Sherwood Rowland spends his summers from 1953 to 1955 in the Chemistry Department of the Brookhaven National Laboratory. Here he leads an early experiment, putting a powdered mixture of the sugar glucose and lithium carbonate into the neutron flux of the nuclear reactor. The result is a one-step synthesis of radioactive tritium-labeled glucose, an article in “Science”, and a new sub-field of tritium "hot atom" chemistry.
Sherwood Rowland enrols at Rutherford B. Hayes High School at the age twelve; here he graduates before his sixteenth birthday. During several summers of his high school years, he is responsible for the operation of the local volunteer weather station, an auxiliary part of the U.S. weather service. In these years he develops a passion for naval history books and for tennis.
Sherwood Rowland dies in Corona del Mar at the age of 84 of complications from Parkinson's disease.
Sherwood Rowland joins the University of California at Irvine as Professor of Chemistry and the first Chairman of the Chemistry Department. Since 1973, the work of his research group gradually focuses more on atmospheric chemistry and less on radiochemistry.
Rowland attends an AEC-funded Chemistry-Meteorology Workshop. Here he hears Jim Lovelock’s observation of man-made chlorofluorocarbons (CFC) in the atmosphere, citing the molecule as a useful tracer for air mass movements because its chemical inertness would prevent its early removal from the atmosphere. Rowland starts thinking that the molecule could not remain inert forever, and he proposes a research programme to find out what would eventually happen to the CFC compounds in the atmosphere.
Sherwood Rowland works as Chemistry Instructor at Princeton University.
Sherwood Rowland enters Ohio Wesleyan University, where he majors in chemistry, physics and mathematics. During these years he plays in the basketball team of the university.
Sherwood Rowland travels to Austria for an International Atomic Energy Agency meeting on the environmental applications of radioactivity.
Sherwood Rowland is appointed Assistant Professorship at the University of Kansas. His research group is interested in the chemical reactions of energetic tritium atoms.

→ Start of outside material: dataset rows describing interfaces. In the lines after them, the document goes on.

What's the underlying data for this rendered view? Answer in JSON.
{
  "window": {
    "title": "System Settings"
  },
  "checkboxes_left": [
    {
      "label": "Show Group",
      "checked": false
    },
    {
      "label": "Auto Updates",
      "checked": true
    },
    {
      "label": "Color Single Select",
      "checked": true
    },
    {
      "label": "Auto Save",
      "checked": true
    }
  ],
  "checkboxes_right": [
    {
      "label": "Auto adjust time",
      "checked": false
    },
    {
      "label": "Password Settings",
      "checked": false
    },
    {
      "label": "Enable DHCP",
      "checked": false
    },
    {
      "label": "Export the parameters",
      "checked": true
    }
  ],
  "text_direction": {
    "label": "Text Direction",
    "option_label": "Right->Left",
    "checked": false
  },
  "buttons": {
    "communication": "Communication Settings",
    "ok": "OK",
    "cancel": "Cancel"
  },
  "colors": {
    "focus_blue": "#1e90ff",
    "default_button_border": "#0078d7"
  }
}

Sherwood Rowland enlists in a Navy program to train radar operators. The Pacific war ends while he is still in basic training near Chicago. The next year he serves in several Midwestern Naval Separation Centers. He spends most of his time in competitive athletics for the Navy base teams. He is then transferred to San Pedro, California for discharge from the Navy.
Sherwood Rowland marries fellow graduate Joan Lundberg.
Sherwood Rowland receives one third of the Nobel Prize for Chemistry along with Paul J. Crutzen and Mario J. Molina "for their work in atmospheric chemistry, particularly concerning the formation and decomposition of ozone".
Sherwood Rowland, working with postdoctoral research associate Mario Molina, speculates that CFC gases combine with solar radiation and decompose in the stratosphere, releasing atoms of chlorine and chlorine monoxide that are individually capable to destroy huge quantities of ozone molecules. Their work gives rise to international restrictions on CFC use.
Rowland enters University of Chicago, where he earns his MSc with a thesis on the chemical state of cyclotron-produced radioactive bromine atoms. At his arrival Rowland is assigned to Willard F. Libby, who has just developed the Carbon-14 dating technique. Rowland attends courses given by leading scientists from the Manhattan project. In these years Rowland goes on playing competitive basketball.
Sherwood Rowland is born in Delaware, second of three sons, to Sidney Archibald Rowland, a mathematics professor at Ohio Wesleyan, and Margaret Lois Drake, a Latin teacher.
Sherwood Rowland earns his Ph.D. in chemistry at the University of Chicago .